CourtServe was developed for use by court professionals and it probably works well for legal staff who simply want to know when their hearing has been listed and can type the case number into the search facility. For would-be public observers looking for Court of Protection hearings though, it’s a bit of a nightmare as soon as you venture outside of the Court of Protection tab.
There is no standard presentation format. You can usually recognise COP hearings by their case number: they almost all consist of 8 digits beginning with 1 and no letters of the alphabet as part of the case number – except occasionally a ‘T’ at the very end. (I’ve tried to find out what the ‘T’ means and nobody knows.) Sometimes it may appear that the number begins with letters because the initials of the person the case is about are given before the case number, rather than after it (which is more usual). Watch out also for the “AM” or “PM” from the time of the hearing, which sometimes appears ‘attached’ to the beginning of the case number. Sometimes they also say “Court of Protection” or “COP” by them.
Here are some examples taken from the lists 3-5 August 2020: none of these appeared under the COP tab and none included the information that the judges were sitting as judges in the Court of Protection.
a) 10.00AM COP 13533327 Directions 1 hour via CVP
b) 2.00PM 1360178T BB
c) 2.00PM Re: B – HEARING – NO MEDIA ATTENDANCE ALLOWED – ATTENDED
d) 3.00PM 13559791 GJD DRH 1 hour
e) 3.00PM BT meet me 13559543
You should be able to see that four of the five have 8-digit numbers beginning with 1 (in fact 135 and 136 are very common opening digits). Two of them also provide the initials of the person at the centre of the case (in (b) it’s “BB”; in (d) it’s GJD). There are lots of other initialisations in these entries which will become familiar as you work through the lists (and which I’ve already mentioned earlier). The only hearing I can tell in advance that I would not be allowed to attend is (d): it’s a Dispute Resolution Hearing. I would consider asking to observe any other others – including (c), although it is an “attended” hearing, meaning that I would need to be able to attend physically in a real courtroom! I’ve only very occasionally come across hearings without case numbers, and only attended one of them – at which point it became clear that the reason for no case number was that it was an ‘urgent’ hearing on Tuesday morning following a serious medical incident late on the Friday night before.
Finally, all three of these lists do “update” regularly during the course of the day (and overnight). A hearing that was listed at 9pm the evening before may have disappeared by 10am the next morning – and new ones may have been added. All three websites have a “last updated” time check at the top of the page.
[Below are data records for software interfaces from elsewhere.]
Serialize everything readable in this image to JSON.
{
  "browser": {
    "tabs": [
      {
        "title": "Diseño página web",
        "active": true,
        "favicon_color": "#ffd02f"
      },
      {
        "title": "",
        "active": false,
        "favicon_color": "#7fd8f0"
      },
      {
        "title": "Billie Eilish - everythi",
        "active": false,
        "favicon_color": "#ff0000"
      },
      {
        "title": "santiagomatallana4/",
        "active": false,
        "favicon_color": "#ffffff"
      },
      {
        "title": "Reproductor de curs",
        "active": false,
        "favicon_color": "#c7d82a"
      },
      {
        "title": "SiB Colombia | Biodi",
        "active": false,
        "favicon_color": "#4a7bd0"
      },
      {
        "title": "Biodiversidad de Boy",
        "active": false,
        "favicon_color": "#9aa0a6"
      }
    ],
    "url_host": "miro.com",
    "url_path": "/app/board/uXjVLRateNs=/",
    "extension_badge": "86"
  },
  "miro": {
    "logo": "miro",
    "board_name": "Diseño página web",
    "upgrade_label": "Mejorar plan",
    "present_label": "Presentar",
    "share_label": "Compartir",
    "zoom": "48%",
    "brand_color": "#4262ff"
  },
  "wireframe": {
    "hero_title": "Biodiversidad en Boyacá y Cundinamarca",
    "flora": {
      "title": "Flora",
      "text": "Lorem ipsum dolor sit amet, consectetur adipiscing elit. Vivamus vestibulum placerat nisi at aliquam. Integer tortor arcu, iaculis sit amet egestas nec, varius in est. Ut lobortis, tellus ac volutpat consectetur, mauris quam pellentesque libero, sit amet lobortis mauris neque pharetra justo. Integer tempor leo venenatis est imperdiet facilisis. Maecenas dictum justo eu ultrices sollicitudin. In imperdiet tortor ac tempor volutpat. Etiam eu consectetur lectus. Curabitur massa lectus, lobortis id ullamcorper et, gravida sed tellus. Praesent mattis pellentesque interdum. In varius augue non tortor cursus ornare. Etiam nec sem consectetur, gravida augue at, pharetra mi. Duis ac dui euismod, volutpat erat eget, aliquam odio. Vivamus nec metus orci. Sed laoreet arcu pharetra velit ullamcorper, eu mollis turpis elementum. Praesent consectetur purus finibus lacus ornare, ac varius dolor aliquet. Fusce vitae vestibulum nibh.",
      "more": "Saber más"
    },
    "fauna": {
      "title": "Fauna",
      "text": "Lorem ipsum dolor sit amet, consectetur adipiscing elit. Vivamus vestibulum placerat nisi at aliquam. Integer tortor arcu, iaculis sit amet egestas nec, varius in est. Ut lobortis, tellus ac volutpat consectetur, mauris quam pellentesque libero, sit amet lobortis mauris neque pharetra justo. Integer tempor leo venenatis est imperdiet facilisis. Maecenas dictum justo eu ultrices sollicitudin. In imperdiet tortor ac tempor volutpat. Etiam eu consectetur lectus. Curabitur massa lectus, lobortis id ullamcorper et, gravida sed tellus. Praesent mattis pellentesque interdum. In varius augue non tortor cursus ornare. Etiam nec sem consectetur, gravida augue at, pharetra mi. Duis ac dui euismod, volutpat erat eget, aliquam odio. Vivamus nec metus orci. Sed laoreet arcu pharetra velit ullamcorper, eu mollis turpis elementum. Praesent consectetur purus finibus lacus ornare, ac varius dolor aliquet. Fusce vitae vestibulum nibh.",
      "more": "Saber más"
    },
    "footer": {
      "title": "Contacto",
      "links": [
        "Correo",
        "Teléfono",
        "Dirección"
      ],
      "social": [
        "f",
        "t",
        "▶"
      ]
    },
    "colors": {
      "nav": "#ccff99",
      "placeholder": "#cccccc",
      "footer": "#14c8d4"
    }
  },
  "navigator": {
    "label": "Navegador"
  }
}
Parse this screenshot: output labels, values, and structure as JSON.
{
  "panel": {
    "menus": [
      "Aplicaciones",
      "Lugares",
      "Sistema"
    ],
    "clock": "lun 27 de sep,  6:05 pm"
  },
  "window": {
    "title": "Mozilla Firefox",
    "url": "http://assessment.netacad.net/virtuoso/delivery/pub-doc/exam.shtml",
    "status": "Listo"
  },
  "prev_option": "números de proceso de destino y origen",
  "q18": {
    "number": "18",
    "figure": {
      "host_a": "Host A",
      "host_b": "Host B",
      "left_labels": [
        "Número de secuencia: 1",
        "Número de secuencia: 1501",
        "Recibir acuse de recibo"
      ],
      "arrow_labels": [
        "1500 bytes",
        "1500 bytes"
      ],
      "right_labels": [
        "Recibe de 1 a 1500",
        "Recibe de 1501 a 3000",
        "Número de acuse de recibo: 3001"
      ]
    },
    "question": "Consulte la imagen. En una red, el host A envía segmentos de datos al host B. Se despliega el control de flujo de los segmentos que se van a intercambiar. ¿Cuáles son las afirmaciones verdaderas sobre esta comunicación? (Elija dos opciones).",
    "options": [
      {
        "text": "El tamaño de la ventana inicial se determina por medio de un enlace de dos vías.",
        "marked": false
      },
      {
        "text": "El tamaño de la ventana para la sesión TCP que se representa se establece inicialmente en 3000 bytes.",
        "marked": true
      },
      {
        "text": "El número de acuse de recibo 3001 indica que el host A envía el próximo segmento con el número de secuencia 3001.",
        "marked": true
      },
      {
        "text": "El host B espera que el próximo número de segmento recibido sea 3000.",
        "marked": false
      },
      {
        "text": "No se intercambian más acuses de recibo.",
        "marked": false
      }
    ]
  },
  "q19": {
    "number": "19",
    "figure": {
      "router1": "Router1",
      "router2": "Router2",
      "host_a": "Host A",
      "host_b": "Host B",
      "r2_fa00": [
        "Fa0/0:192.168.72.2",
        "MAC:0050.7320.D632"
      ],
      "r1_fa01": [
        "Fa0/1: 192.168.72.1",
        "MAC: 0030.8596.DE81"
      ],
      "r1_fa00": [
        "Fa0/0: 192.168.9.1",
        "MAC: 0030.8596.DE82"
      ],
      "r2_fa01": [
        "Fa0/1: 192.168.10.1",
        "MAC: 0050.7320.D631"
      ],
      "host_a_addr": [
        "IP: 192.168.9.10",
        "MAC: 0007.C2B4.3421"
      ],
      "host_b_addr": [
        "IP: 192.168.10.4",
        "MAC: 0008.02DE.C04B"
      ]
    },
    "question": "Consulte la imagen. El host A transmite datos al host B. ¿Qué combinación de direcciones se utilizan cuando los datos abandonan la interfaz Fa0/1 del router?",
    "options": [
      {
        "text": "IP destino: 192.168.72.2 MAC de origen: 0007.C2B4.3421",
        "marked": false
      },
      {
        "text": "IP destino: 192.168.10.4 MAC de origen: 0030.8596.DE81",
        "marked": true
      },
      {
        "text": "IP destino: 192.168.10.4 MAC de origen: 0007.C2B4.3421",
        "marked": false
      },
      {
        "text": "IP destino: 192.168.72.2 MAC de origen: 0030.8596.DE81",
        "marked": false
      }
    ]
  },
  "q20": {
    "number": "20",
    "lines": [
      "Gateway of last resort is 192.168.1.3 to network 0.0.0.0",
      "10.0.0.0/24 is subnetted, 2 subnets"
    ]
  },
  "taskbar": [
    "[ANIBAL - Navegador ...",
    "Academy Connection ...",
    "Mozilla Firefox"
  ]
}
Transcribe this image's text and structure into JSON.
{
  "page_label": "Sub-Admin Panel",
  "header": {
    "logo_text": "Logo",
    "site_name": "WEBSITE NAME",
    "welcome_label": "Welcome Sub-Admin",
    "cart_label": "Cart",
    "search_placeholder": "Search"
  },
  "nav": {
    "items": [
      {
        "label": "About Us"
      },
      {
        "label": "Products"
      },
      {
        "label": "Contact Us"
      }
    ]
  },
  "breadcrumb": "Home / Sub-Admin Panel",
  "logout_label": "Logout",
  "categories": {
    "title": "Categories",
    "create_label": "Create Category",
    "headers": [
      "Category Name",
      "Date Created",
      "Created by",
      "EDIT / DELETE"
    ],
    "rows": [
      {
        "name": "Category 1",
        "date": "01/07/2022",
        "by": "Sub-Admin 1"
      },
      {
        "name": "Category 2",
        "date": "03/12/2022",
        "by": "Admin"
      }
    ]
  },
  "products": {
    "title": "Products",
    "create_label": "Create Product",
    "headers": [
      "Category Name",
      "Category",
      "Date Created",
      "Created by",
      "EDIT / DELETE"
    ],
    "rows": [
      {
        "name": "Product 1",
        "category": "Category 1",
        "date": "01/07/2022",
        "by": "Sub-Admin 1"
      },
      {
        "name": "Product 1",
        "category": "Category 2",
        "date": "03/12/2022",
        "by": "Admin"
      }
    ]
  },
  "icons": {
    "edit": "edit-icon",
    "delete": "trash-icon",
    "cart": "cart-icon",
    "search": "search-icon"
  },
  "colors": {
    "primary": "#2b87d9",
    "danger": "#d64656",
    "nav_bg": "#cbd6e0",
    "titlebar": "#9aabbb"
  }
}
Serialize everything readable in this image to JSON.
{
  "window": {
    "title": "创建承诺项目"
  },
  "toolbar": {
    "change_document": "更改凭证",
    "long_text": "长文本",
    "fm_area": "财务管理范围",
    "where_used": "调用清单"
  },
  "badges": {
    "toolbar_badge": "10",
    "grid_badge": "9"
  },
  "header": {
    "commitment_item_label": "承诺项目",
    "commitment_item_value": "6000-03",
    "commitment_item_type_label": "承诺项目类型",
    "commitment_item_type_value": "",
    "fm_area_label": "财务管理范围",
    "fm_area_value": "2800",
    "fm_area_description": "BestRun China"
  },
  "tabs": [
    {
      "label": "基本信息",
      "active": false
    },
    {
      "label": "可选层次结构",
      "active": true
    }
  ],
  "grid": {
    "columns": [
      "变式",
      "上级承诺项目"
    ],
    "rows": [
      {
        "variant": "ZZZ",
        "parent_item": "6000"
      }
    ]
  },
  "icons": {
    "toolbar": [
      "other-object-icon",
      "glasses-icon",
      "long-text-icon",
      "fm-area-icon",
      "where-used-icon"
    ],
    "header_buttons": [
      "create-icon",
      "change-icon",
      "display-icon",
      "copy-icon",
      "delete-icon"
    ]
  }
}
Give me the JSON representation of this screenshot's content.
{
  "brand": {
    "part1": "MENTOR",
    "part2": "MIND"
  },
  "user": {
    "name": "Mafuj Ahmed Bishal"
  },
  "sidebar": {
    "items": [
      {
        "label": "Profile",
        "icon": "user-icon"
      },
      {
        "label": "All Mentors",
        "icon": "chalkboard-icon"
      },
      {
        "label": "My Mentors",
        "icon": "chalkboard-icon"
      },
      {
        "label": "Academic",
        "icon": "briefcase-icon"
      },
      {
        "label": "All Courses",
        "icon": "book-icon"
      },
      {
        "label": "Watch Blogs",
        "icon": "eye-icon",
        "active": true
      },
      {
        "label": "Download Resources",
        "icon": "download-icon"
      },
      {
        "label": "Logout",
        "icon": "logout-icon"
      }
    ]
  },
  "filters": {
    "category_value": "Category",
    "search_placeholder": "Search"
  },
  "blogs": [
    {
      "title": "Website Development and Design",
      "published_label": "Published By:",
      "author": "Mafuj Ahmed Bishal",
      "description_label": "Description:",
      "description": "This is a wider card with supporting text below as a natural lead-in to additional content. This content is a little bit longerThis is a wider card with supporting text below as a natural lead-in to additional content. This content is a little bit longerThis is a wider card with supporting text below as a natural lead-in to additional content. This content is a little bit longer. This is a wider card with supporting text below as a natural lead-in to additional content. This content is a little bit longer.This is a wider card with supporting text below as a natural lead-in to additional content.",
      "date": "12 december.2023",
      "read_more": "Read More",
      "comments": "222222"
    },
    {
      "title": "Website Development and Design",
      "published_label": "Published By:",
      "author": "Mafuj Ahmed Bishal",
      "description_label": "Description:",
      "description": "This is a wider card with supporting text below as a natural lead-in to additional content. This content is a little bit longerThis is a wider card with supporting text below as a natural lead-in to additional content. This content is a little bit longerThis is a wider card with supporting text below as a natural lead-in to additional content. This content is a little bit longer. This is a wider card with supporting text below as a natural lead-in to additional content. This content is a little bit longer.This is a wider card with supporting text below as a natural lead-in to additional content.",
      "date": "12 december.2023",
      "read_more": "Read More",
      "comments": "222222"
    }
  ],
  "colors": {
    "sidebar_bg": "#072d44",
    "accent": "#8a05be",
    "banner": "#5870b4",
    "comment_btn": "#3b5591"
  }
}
Keep an eye on it.
This information should enable you to find Court of Protection hearings to observe if those we list as Featured Hearings on our website, or those we tweet via @OpenJusticeCoP don’t meet your requirements (e.g. for time, geographical location, or issue). Good luck – and don’t forget that we’d be very interested in considering publishing a blog about your observations, if you wanted to write for us!
Celia Kitzinger is co-director (with Gill Loomes-Quinn) of the Open Justice Court of Protection Project
Image credit: By Free Clip Art – Own work, CC BY-SA 4.0, https://commons.wikimedia.org/w/index.php?curid=73556192